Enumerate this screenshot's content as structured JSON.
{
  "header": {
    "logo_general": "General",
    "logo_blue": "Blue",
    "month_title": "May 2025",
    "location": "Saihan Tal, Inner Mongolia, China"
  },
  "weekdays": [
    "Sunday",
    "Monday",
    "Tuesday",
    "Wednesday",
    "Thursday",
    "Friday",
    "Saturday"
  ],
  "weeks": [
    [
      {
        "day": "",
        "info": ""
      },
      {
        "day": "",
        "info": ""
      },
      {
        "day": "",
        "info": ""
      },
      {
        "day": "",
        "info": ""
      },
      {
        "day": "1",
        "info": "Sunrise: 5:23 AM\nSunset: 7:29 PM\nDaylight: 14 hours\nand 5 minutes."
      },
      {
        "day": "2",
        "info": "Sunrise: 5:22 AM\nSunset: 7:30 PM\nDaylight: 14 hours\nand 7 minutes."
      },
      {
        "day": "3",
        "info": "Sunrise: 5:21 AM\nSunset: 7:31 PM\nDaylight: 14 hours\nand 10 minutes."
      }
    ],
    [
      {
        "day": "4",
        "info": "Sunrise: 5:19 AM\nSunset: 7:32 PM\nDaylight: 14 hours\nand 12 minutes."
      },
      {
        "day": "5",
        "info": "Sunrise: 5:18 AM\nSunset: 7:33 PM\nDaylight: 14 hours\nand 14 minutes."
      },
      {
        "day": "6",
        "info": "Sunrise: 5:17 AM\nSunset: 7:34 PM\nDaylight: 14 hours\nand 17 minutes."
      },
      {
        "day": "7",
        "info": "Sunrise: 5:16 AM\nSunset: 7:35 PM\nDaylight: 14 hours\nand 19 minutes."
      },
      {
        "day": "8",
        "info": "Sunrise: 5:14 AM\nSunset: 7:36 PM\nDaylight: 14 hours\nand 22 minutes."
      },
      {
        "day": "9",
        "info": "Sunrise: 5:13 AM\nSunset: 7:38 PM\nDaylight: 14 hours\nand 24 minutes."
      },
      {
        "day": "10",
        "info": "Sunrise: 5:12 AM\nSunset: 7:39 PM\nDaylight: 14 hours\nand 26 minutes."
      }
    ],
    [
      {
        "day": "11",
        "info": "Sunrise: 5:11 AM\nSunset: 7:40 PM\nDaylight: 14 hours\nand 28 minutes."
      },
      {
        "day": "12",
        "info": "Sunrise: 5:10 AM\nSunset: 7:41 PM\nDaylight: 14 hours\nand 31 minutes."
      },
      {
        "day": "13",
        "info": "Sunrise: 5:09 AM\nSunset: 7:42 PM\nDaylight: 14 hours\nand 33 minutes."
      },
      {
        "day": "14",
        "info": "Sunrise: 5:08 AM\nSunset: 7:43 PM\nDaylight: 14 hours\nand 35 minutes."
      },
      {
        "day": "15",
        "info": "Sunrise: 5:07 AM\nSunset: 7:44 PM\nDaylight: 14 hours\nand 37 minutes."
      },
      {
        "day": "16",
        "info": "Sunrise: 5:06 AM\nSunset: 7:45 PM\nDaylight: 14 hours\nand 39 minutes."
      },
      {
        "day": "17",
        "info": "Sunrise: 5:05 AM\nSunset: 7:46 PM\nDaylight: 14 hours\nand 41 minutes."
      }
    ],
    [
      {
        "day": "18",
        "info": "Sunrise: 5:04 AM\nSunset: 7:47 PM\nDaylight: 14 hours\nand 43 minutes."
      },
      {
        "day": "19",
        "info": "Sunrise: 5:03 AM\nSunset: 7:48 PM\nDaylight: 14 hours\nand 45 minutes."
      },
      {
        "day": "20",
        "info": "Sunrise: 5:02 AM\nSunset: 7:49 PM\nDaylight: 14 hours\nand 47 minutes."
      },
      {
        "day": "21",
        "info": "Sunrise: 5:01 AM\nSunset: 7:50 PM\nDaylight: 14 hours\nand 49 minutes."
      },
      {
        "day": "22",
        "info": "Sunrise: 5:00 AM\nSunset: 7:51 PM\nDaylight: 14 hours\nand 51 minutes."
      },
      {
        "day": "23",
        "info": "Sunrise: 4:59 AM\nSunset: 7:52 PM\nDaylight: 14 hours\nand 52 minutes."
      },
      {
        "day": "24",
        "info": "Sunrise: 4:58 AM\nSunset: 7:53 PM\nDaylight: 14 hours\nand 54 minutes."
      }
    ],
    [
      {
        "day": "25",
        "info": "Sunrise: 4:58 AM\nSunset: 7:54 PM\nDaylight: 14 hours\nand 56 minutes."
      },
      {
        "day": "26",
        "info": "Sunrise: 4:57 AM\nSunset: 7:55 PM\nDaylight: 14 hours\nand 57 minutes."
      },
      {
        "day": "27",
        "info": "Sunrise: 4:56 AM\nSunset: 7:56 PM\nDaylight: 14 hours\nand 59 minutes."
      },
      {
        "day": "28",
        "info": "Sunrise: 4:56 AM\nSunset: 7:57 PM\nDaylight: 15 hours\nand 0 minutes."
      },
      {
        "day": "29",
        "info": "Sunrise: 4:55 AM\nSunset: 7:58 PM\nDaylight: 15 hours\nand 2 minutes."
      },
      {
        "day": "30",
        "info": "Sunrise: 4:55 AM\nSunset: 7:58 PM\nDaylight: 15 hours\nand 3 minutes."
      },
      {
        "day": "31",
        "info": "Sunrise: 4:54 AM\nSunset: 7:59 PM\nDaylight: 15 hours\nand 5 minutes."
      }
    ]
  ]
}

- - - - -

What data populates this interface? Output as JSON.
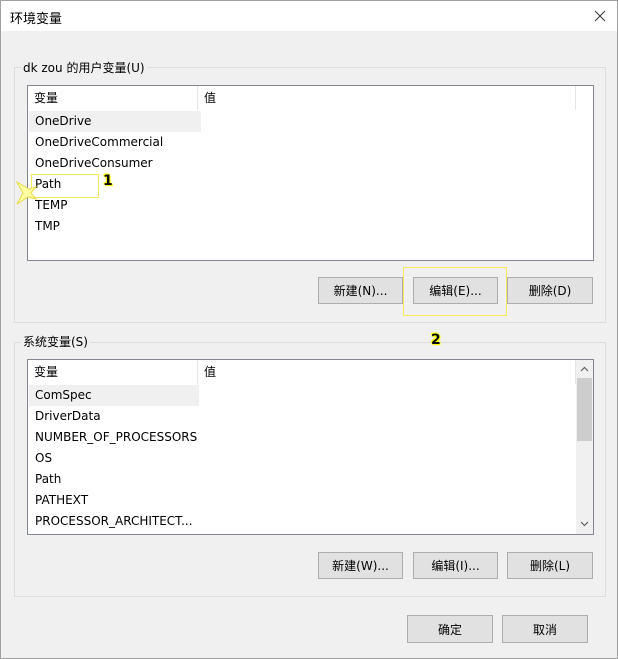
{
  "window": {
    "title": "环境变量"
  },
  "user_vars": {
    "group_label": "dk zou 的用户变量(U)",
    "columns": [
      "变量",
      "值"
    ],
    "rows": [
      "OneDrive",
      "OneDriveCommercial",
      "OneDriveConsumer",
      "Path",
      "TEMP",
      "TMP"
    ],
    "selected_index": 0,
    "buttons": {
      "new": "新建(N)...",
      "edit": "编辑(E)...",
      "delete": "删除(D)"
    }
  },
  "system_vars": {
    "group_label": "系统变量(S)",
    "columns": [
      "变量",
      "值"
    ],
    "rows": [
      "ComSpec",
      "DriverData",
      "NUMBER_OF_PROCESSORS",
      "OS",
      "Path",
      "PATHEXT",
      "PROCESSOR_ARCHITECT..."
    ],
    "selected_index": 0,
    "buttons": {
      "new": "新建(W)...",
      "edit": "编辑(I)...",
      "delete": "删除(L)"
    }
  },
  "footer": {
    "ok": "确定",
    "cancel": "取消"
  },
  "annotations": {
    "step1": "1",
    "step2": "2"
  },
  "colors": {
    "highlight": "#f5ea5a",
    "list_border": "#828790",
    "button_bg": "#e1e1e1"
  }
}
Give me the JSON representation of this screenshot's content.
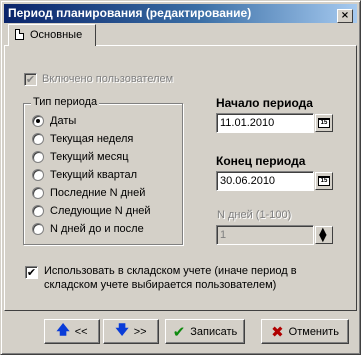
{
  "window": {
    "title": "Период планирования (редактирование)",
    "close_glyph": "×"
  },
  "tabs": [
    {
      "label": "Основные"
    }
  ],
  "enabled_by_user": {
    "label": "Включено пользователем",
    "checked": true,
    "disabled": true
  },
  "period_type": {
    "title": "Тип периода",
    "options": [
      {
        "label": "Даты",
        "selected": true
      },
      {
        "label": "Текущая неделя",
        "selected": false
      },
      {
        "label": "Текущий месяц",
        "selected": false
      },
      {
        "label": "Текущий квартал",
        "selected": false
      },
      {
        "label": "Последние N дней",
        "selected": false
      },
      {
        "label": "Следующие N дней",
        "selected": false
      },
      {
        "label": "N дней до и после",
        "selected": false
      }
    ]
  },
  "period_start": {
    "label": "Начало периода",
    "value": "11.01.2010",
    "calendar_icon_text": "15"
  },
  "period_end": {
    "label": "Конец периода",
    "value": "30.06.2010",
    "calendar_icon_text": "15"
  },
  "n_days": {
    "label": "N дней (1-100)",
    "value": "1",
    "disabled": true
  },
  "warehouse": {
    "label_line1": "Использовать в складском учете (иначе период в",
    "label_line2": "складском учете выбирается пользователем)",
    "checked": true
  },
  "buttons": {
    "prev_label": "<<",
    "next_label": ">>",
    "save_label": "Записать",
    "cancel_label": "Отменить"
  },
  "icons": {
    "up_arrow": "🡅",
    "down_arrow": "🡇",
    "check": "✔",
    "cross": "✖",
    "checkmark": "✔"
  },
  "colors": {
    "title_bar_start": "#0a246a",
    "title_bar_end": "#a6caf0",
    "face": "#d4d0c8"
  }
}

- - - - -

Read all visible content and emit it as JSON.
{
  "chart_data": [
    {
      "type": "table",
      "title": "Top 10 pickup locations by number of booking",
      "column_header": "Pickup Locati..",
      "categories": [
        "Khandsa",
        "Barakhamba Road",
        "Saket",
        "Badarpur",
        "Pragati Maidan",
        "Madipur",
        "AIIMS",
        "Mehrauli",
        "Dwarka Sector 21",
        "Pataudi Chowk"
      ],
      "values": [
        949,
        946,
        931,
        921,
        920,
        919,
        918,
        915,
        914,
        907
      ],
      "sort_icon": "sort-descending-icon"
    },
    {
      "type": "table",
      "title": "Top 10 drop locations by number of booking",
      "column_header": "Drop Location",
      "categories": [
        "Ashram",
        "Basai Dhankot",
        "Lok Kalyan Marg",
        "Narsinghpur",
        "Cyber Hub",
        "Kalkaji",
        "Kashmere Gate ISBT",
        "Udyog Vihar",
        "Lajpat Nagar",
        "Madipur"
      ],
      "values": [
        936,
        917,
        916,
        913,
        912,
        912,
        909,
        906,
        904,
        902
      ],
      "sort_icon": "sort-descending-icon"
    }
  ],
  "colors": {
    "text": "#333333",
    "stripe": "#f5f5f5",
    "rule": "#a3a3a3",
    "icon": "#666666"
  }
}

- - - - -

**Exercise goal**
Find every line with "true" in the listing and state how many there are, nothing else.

**Exercise answer**
5